» What to work on
Gather all lines in the entries below that include the word "Video".

─── Source data

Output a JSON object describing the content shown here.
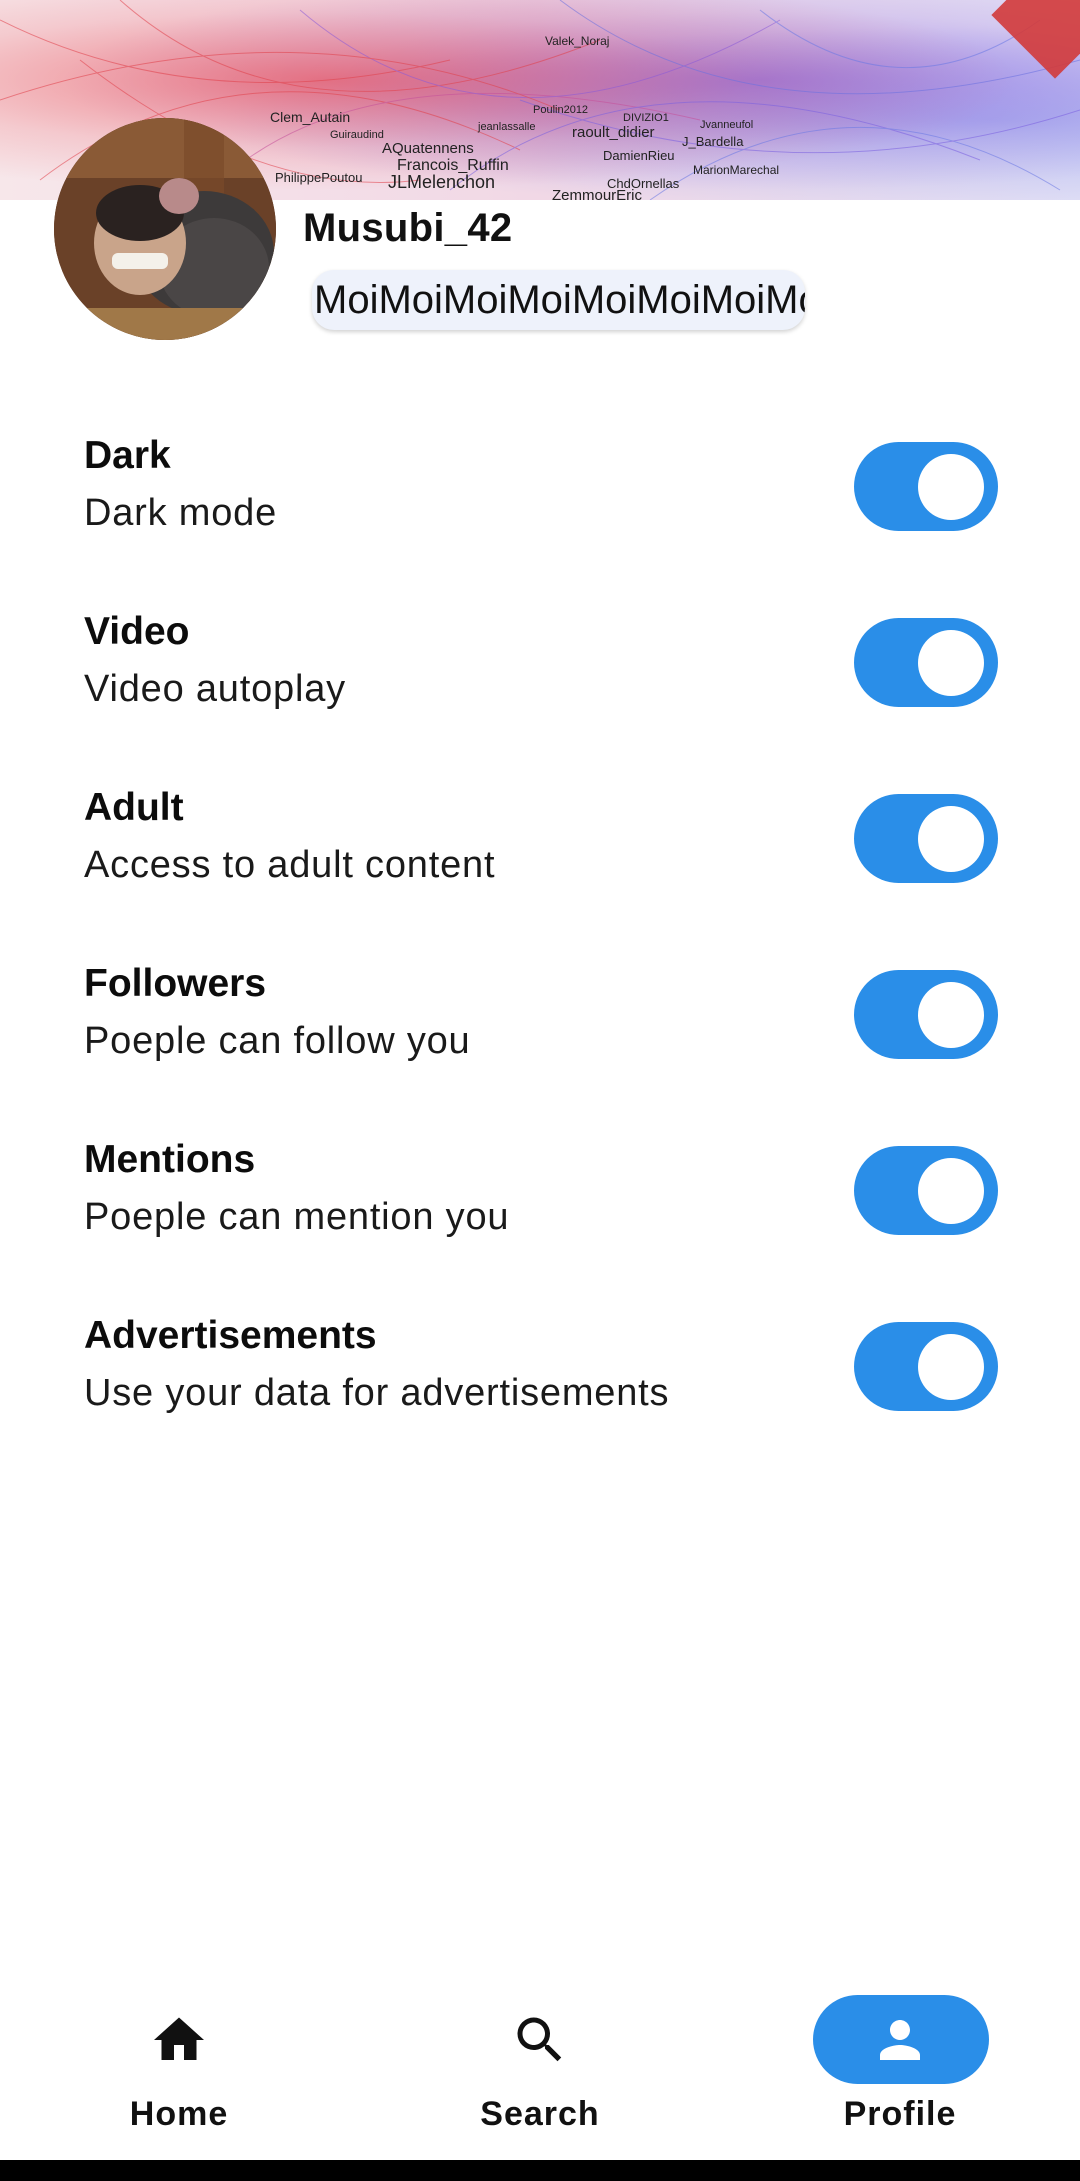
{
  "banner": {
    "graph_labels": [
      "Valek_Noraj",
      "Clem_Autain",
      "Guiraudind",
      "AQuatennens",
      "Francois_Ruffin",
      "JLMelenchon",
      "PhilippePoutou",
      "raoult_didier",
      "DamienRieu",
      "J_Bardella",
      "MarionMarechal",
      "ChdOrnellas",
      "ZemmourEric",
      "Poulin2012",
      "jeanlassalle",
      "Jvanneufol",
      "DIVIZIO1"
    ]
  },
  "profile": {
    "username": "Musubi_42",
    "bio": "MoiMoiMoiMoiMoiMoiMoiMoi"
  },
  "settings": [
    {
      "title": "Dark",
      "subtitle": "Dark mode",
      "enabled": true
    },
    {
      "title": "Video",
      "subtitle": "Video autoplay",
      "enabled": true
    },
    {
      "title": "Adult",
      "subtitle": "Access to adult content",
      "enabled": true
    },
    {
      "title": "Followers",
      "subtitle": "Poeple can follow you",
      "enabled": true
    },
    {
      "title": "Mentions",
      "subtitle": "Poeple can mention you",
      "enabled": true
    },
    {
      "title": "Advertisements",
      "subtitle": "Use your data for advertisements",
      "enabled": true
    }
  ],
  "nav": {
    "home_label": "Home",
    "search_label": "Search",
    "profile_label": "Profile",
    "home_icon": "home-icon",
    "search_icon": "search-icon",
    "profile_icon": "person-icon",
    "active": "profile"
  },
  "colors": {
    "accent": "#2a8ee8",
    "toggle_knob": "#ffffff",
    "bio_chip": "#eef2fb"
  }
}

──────

» Solution for this exercise
      "title": "Video",
      "subtitle": "Video autoplay",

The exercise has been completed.